* _Work instruction_
The answer required is how many lines of the following entries contain the word "View", with no other words.

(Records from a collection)

*****

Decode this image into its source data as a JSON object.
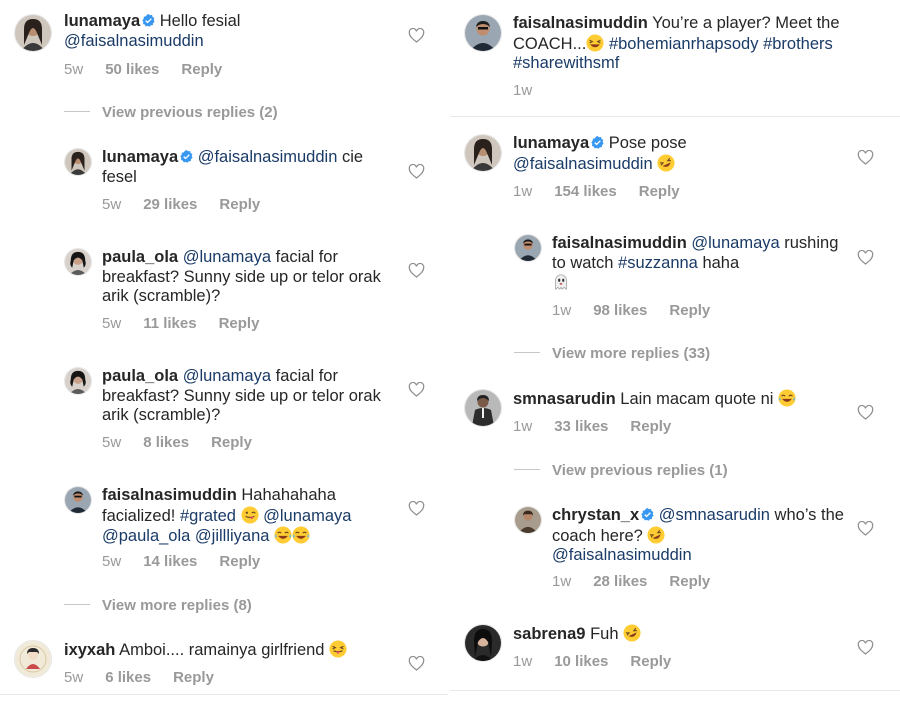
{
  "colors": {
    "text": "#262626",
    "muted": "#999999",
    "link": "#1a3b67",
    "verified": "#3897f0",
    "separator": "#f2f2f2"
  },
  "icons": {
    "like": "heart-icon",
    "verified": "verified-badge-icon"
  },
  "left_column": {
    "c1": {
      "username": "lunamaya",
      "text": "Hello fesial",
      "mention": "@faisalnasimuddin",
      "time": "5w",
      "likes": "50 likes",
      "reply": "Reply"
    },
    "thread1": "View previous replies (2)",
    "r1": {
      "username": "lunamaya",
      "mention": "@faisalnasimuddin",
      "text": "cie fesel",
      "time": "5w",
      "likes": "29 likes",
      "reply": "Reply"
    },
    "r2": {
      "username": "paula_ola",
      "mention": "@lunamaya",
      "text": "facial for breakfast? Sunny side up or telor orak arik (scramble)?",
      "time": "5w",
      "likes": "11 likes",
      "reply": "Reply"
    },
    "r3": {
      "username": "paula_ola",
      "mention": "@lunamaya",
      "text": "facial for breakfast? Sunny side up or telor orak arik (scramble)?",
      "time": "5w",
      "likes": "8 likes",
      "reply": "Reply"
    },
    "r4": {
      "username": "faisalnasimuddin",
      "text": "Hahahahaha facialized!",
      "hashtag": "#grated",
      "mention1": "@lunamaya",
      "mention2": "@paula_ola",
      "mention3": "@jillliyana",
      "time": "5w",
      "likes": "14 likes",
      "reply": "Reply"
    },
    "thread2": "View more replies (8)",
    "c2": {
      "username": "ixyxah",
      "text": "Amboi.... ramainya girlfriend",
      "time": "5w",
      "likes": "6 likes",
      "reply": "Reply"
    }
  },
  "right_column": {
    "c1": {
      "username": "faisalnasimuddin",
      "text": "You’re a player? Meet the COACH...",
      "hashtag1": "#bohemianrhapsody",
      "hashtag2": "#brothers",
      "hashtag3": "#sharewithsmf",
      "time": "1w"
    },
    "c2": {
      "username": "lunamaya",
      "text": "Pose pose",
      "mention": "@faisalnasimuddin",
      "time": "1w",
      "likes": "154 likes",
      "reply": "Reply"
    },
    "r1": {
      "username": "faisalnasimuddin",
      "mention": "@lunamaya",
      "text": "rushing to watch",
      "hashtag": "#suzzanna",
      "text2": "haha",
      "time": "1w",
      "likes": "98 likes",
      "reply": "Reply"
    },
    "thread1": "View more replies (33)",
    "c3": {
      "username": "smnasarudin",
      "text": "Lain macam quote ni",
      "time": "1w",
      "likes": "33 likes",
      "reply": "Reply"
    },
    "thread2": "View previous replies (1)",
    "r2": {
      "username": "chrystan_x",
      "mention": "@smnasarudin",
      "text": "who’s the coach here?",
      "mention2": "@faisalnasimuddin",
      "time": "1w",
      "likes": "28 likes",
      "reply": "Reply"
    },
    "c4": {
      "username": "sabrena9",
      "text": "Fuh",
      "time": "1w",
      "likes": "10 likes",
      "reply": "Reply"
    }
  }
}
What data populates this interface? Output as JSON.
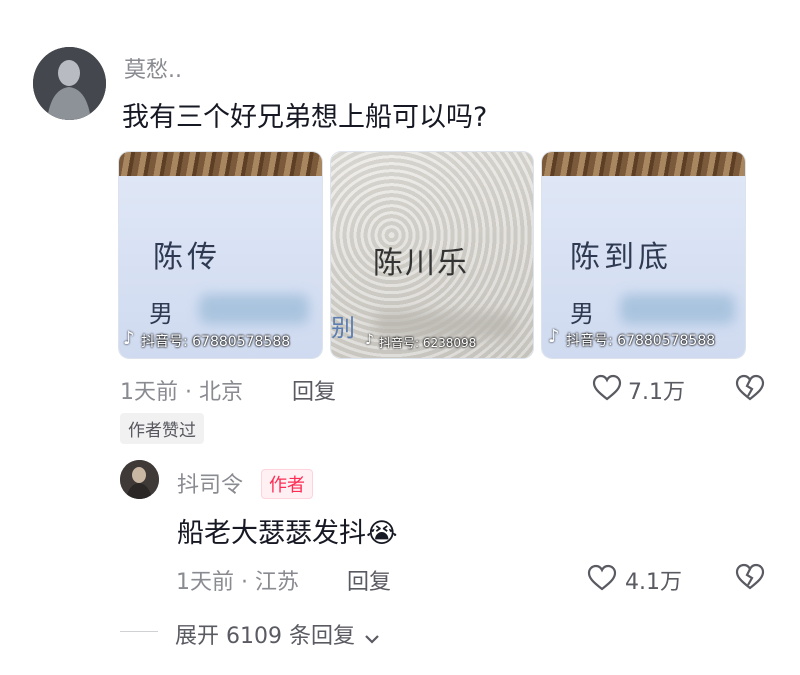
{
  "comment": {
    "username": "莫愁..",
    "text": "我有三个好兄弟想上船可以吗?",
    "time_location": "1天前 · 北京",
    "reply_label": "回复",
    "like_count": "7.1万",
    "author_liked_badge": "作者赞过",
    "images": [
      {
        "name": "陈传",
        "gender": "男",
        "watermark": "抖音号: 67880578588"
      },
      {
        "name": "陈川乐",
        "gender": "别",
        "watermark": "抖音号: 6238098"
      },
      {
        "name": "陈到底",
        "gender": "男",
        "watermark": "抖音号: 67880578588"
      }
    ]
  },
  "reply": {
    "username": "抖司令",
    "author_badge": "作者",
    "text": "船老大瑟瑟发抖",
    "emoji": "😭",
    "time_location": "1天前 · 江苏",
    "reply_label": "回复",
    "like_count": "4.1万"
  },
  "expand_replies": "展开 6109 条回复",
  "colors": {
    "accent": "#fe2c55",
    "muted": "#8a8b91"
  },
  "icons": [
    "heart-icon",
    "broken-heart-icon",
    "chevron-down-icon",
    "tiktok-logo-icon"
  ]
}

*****

* _Response to the exercise_
4